[EXERCISE MATERIALS Boundary: Start]

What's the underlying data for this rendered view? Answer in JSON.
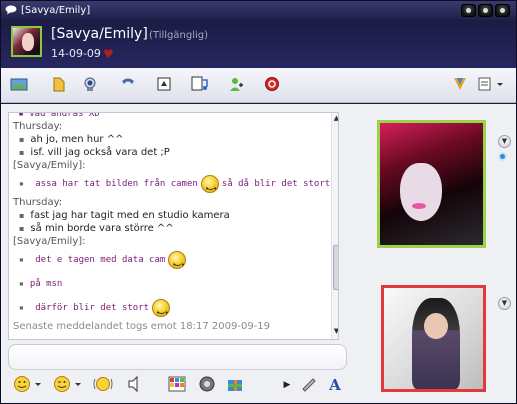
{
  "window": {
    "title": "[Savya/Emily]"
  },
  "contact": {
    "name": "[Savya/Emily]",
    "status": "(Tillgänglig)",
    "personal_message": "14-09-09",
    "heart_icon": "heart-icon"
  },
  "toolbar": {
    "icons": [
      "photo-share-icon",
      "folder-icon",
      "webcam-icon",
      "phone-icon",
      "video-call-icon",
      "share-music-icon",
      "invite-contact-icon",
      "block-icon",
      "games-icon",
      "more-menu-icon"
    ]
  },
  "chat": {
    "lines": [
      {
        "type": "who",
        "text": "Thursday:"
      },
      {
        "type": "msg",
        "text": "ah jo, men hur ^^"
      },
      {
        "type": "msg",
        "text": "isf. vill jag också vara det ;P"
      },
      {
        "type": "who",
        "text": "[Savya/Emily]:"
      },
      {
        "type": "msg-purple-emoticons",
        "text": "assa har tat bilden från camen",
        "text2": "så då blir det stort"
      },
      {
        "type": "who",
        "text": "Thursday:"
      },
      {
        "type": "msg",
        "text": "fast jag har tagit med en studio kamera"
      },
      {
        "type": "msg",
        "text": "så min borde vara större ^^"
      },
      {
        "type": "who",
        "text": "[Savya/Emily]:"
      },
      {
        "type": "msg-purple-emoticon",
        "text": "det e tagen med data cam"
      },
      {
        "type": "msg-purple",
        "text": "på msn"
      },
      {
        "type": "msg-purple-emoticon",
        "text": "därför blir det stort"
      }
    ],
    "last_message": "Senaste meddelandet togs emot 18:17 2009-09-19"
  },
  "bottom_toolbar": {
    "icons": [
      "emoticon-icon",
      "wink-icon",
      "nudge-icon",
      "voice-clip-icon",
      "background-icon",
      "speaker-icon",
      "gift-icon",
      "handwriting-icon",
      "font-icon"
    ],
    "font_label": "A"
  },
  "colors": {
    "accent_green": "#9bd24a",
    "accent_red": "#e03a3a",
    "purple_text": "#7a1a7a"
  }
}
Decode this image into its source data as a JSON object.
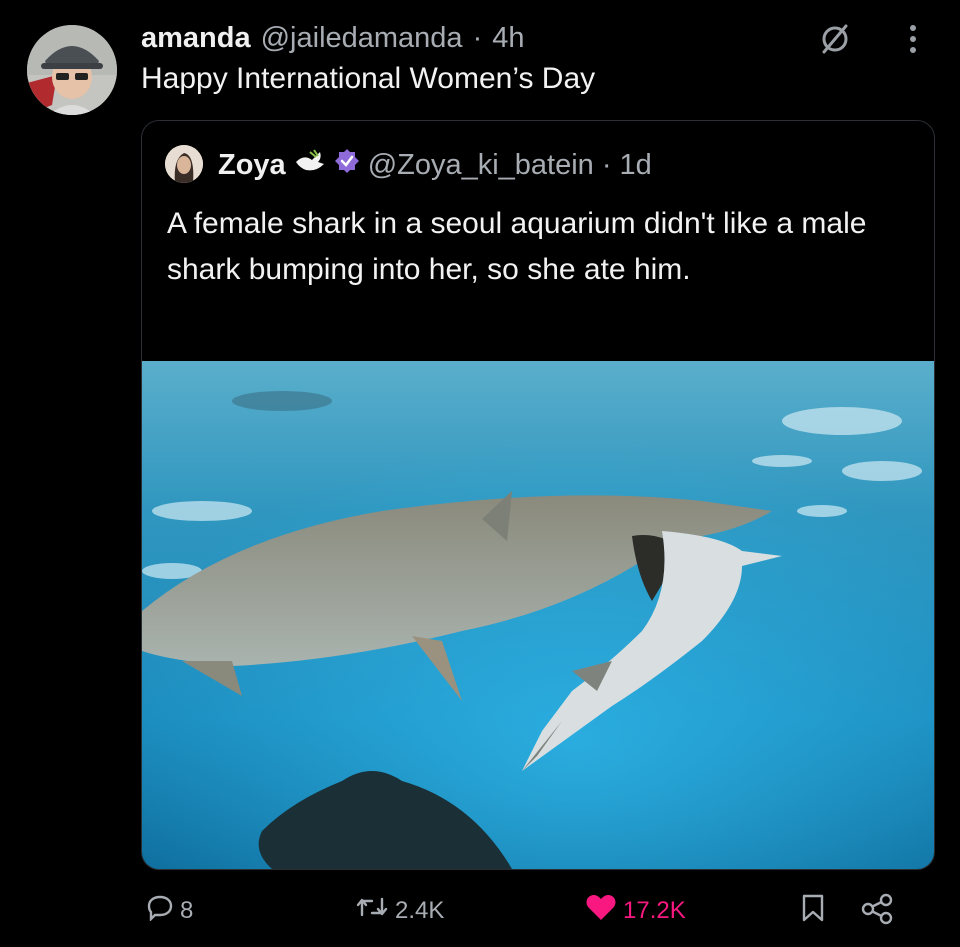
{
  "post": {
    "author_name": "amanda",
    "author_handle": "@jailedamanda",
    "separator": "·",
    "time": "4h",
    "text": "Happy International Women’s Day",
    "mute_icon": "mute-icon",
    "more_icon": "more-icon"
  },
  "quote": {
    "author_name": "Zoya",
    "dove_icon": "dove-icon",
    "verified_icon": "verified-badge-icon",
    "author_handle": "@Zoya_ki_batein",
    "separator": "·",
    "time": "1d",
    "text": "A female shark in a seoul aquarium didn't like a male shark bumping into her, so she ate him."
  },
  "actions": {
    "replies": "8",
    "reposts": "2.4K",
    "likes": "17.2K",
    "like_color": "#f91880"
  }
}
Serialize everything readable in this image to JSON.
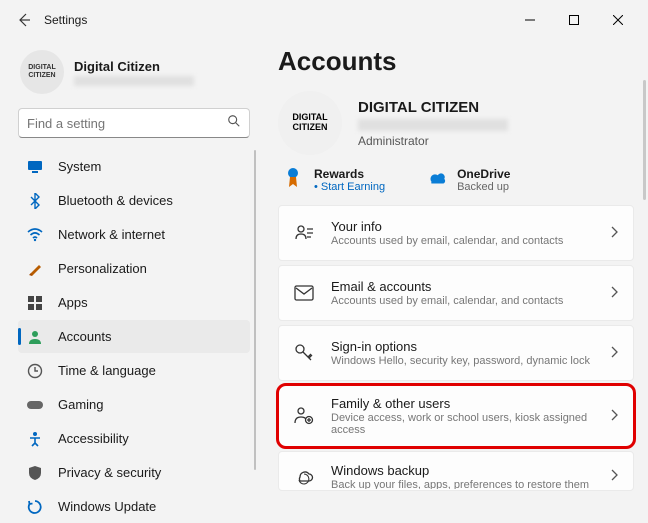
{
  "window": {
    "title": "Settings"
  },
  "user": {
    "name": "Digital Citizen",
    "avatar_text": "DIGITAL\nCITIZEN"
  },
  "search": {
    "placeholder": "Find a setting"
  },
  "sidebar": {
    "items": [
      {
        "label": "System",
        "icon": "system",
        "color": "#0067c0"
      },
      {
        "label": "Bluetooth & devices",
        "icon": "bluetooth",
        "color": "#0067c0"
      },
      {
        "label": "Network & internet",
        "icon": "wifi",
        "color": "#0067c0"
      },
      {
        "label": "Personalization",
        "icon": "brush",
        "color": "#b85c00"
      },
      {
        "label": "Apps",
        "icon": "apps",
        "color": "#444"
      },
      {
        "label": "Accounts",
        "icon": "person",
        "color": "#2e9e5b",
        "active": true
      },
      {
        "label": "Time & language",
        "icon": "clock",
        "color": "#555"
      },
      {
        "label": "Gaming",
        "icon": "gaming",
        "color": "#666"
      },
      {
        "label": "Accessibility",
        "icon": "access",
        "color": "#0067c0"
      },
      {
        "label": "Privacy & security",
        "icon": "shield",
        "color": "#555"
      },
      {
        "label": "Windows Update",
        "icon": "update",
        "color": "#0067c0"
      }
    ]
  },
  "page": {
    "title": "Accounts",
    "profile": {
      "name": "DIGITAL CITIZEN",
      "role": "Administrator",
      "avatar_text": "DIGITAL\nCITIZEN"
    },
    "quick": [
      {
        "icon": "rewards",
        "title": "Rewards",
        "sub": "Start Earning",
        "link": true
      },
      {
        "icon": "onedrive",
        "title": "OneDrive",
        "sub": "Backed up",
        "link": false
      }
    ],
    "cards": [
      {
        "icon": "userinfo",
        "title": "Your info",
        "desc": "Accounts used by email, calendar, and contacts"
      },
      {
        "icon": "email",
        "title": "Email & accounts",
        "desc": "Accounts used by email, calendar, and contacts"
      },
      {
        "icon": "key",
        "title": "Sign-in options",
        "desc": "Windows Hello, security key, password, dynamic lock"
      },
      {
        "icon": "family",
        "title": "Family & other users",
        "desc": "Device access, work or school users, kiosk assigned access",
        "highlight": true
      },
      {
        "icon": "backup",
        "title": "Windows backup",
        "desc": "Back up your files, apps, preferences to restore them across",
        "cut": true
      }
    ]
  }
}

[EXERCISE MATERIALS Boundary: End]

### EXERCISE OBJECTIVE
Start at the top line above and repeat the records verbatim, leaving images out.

### OUTPUT FOR THIS TASK
What's the underlying data for this rendered view? Answer in JSON.
{
  "window": {
    "title": "[Savya/Emily]"
  },
  "contact": {
    "name": "[Savya/Emily]",
    "status": "(Tillgänglig)",
    "personal_message": "14-09-09",
    "heart_icon": "heart-icon"
  },
  "toolbar": {
    "icons": [
      "photo-share-icon",
      "folder-icon",
      "webcam-icon",
      "phone-icon",
      "video-call-icon",
      "share-music-icon",
      "invite-contact-icon",
      "block-icon",
      "games-icon",
      "more-menu-icon"
    ]
  },
  "chat": {
    "lines": [
      {
        "type": "who",
        "text": "Thursday:"
      },
      {
        "type": "msg",
        "text": "ah jo, men hur ^^"
      },
      {
        "type": "msg",
        "text": "isf. vill jag också vara det ;P"
      },
      {
        "type": "who",
        "text": "[Savya/Emily]:"
      },
      {
        "type": "msg-purple-emoticons",
        "text": "assa har tat bilden från camen",
        "text2": "så då blir det stort"
      },
      {
        "type": "who",
        "text": "Thursday:"
      },
      {
        "type": "msg",
        "text": "fast jag har tagit med en studio kamera"
      },
      {
        "type": "msg",
        "text": "så min borde vara större ^^"
      },
      {
        "type": "who",
        "text": "[Savya/Emily]:"
      },
      {
        "type": "msg-purple-emoticon",
        "text": "det e tagen med data cam"
      },
      {
        "type": "msg-purple",
        "text": "på msn"
      },
      {
        "type": "msg-purple-emoticon",
        "text": "därför blir det stort"
      }
    ],
    "last_message": "Senaste meddelandet togs emot 18:17 2009-09-19"
  },
  "bottom_toolbar": {
    "icons": [
      "emoticon-icon",
      "wink-icon",
      "nudge-icon",
      "voice-clip-icon",
      "background-icon",
      "speaker-icon",
      "gift-icon",
      "handwriting-icon",
      "font-icon"
    ],
    "font_label": "A"
  },
  "colors": {
    "accent_green": "#9bd24a",
    "accent_red": "#e03a3a",
    "purple_text": "#7a1a7a"
  }
}
Decode this image into its source data as a JSON object.
{
  "post": {
    "author_name": "amanda",
    "author_handle": "@jailedamanda",
    "separator": "·",
    "time": "4h",
    "text": "Happy International Women’s Day",
    "mute_icon": "mute-icon",
    "more_icon": "more-icon"
  },
  "quote": {
    "author_name": "Zoya",
    "dove_icon": "dove-icon",
    "verified_icon": "verified-badge-icon",
    "author_handle": "@Zoya_ki_batein",
    "separator": "·",
    "time": "1d",
    "text": "A female shark in a seoul aquarium didn't like a male shark bumping into her, so she ate him."
  },
  "actions": {
    "replies": "8",
    "reposts": "2.4K",
    "likes": "17.2K",
    "like_color": "#f91880"
  }
}
Serialize everything readable in this image to JSON.
{
  "window": {
    "title": "Settings"
  },
  "user": {
    "name": "Digital Citizen",
    "avatar_text": "DIGITAL\nCITIZEN"
  },
  "search": {
    "placeholder": "Find a setting"
  },
  "sidebar": {
    "items": [
      {
        "label": "System",
        "icon": "system",
        "color": "#0067c0"
      },
      {
        "label": "Bluetooth & devices",
        "icon": "bluetooth",
        "color": "#0067c0"
      },
      {
        "label": "Network & internet",
        "icon": "wifi",
        "color": "#0067c0"
      },
      {
        "label": "Personalization",
        "icon": "brush",
        "color": "#b85c00"
      },
      {
        "label": "Apps",
        "icon": "apps",
        "color": "#444"
      },
      {
        "label": "Accounts",
        "icon": "person",
        "color": "#2e9e5b",
        "active": true
      },
      {
        "label": "Time & language",
        "icon": "clock",
        "color": "#555"
      },
      {
        "label": "Gaming",
        "icon": "gaming",
        "color": "#666"
      },
      {
        "label": "Accessibility",
        "icon": "access",
        "color": "#0067c0"
      },
      {
        "label": "Privacy & security",
        "icon": "shield",
        "color": "#555"
      },
      {
        "label": "Windows Update",
        "icon": "update",
        "color": "#0067c0"
      }
    ]
  },
  "page": {
    "title": "Accounts",
    "profile": {
      "name": "DIGITAL CITIZEN",
      "role": "Administrator",
      "avatar_text": "DIGITAL\nCITIZEN"
    },
    "quick": [
      {
        "icon": "rewards",
        "title": "Rewards",
        "sub": "Start Earning",
        "link": true
      },
      {
        "icon": "onedrive",
        "title": "OneDrive",
        "sub": "Backed up",
        "link": false
      }
    ],
    "cards": [
      {
        "icon": "userinfo",
        "title": "Your info",
        "desc": "Accounts used by email, calendar, and contacts"
      },
      {
        "icon": "email",
        "title": "Email & accounts",
        "desc": "Accounts used by email, calendar, and contacts"
      },
      {
        "icon": "key",
        "title": "Sign-in options",
        "desc": "Windows Hello, security key, password, dynamic lock"
      },
      {
        "icon": "family",
        "title": "Family & other users",
        "desc": "Device access, work or school users, kiosk assigned access",
        "highlight": true
      },
      {
        "icon": "backup",
        "title": "Windows backup",
        "desc": "Back up your files, apps, preferences to restore them across",
        "cut": true
      }
    ]
  }
}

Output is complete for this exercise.